Wauwatosa police chief touts Joseph Mensah as 'an excellent police officer' in recommendation letter
Chief Barry Weber wrote one. That letter is garnering strong reactions.
In his letter, Weber said he's happy to recommend Mensah to Waukesha County. He said he's disappointed to lose Mensah.
However, the lawyer representing the families of people shot and killed by Mensah calls the letter full of lies.
"This letter had lies in it," said attorney Kim Motley.
She said Wauwatosa Police Chief Barry Weber glossed over facts.
On Mensah's shootings, he wrote: "In each of them, (Mensah) was confronted by a person who was armed and refused to put down their weapon."
"With the Jay Anderson shooting in particular, he never touched, pointed or did anything with regard to any weapons to Mensah or towards Mensah," said Motley.
Weber also wrote Mensah followed rules, but an independent investigators report said Mensah violated a rule, by misleading the public during a radio interview.

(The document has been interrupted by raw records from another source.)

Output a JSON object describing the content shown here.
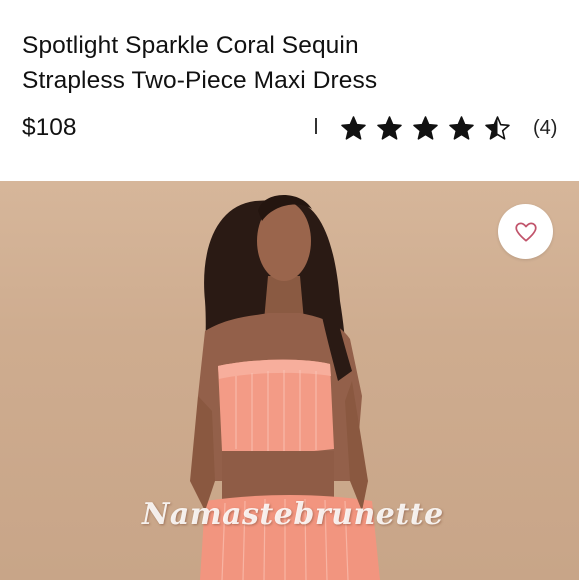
{
  "product": {
    "title_line1": "Spotlight Sparkle Coral Sequin",
    "title_line2": "Strapless Two-Piece Maxi Dress",
    "price": "$108",
    "rating": 4.5,
    "rating_max": 5,
    "review_count": "(4)"
  },
  "image": {
    "watermark": "Namastebrunette",
    "favorite_icon": "heart-icon"
  },
  "colors": {
    "accent_heart": "#c1546b",
    "star": "#111111",
    "dress_coral": "#f29a86"
  }
}
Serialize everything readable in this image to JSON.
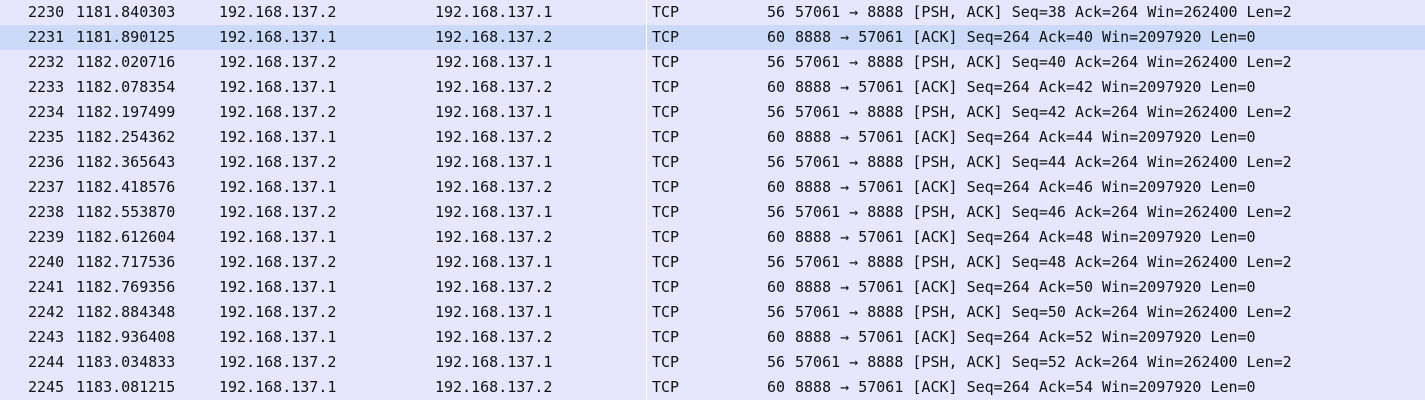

"Does Wauwatosa still want to have this kind of major legal liability, Chief Weber as a chief, for its city," said Motley.
Waukesha County Sheriff Eric Severson defended the hiring.
"Mr. Mensah progressed through an extensive, thorough and exhaustive hiring process," said Severson in a statement.
The ACLU of Wisconsin condemned the sheriff's office for hiring Mensah.
"After seeing such deep and recent concern across the entire country about the systemic need for police accountability, it’s hard to understand the logic behind this example of just the opposite,” said the ACLU of Wisconsin in a statement.
Motley said the letter does one thing, it gives her more ammunition in her lawsuits against the city.
"There is nothing in that file as it relates to an internal investigation with Alvin Cole," said Motley.
Neither the Waukesha County Sheriff or Wauwatosa Police Chief responded to our interview requests Wednesday.
Read the letter in full below: